* _Task requirements_
Your job is to return every line of the listing holding the string "title".

# # # # #

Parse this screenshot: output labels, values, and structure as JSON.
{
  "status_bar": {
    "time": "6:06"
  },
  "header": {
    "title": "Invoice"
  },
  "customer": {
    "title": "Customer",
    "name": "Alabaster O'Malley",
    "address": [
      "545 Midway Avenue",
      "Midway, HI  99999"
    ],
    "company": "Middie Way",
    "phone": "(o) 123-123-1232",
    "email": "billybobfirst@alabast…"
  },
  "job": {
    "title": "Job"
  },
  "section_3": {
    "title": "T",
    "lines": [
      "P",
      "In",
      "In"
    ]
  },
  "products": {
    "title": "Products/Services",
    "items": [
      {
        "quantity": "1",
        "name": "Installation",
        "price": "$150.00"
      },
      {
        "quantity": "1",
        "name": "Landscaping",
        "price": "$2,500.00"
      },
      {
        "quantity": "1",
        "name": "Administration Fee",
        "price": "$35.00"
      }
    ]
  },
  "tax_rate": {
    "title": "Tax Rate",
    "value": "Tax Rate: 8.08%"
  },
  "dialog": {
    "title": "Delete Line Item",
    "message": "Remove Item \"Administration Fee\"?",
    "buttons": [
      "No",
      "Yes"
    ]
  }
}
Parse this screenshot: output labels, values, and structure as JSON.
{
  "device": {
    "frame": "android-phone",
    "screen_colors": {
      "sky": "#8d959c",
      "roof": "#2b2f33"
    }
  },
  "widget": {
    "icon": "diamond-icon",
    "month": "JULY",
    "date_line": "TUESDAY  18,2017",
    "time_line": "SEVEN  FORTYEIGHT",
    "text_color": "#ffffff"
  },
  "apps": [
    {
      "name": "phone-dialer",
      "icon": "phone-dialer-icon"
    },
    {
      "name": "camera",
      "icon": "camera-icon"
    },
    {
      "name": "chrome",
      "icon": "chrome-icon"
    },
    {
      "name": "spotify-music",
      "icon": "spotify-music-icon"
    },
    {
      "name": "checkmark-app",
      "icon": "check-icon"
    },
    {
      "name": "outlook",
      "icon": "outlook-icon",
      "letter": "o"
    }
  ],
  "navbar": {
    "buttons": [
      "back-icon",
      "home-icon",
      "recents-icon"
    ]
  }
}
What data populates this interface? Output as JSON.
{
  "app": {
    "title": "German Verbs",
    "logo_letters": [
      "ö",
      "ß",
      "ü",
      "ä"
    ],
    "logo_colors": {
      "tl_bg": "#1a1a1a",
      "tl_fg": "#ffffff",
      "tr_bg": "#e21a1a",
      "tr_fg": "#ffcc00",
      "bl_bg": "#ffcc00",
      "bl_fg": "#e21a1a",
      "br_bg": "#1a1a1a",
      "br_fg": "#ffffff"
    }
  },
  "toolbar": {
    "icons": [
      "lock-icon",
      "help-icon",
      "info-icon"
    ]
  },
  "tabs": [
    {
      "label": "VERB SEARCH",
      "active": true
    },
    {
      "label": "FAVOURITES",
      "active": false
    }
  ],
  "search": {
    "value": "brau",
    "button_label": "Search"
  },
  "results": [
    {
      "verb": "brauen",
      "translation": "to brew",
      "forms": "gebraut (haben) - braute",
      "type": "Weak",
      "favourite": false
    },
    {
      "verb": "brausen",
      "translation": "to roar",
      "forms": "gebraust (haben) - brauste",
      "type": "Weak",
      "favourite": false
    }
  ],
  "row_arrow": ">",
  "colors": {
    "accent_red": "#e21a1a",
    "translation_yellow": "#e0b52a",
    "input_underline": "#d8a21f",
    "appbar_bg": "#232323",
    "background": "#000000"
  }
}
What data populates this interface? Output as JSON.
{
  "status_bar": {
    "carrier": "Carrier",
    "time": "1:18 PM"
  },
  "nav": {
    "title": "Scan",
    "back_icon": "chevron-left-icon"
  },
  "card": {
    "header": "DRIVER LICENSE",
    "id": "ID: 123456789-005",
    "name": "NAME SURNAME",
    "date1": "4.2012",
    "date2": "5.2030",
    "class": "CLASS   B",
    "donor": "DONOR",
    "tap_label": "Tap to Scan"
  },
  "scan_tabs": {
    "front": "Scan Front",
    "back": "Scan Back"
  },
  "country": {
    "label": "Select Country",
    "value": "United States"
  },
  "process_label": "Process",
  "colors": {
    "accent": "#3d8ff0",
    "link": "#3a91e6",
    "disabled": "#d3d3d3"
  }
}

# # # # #

* _Expected output_
    "title": "Invoice"
    "title": "Customer",
    "title": "Job"
    "title": "T",
    "title": "Products/Services",
    "title": "Tax Rate",
    "title": "Delete Line Item",
    "title": "German Verbs",
    "title": "Scan",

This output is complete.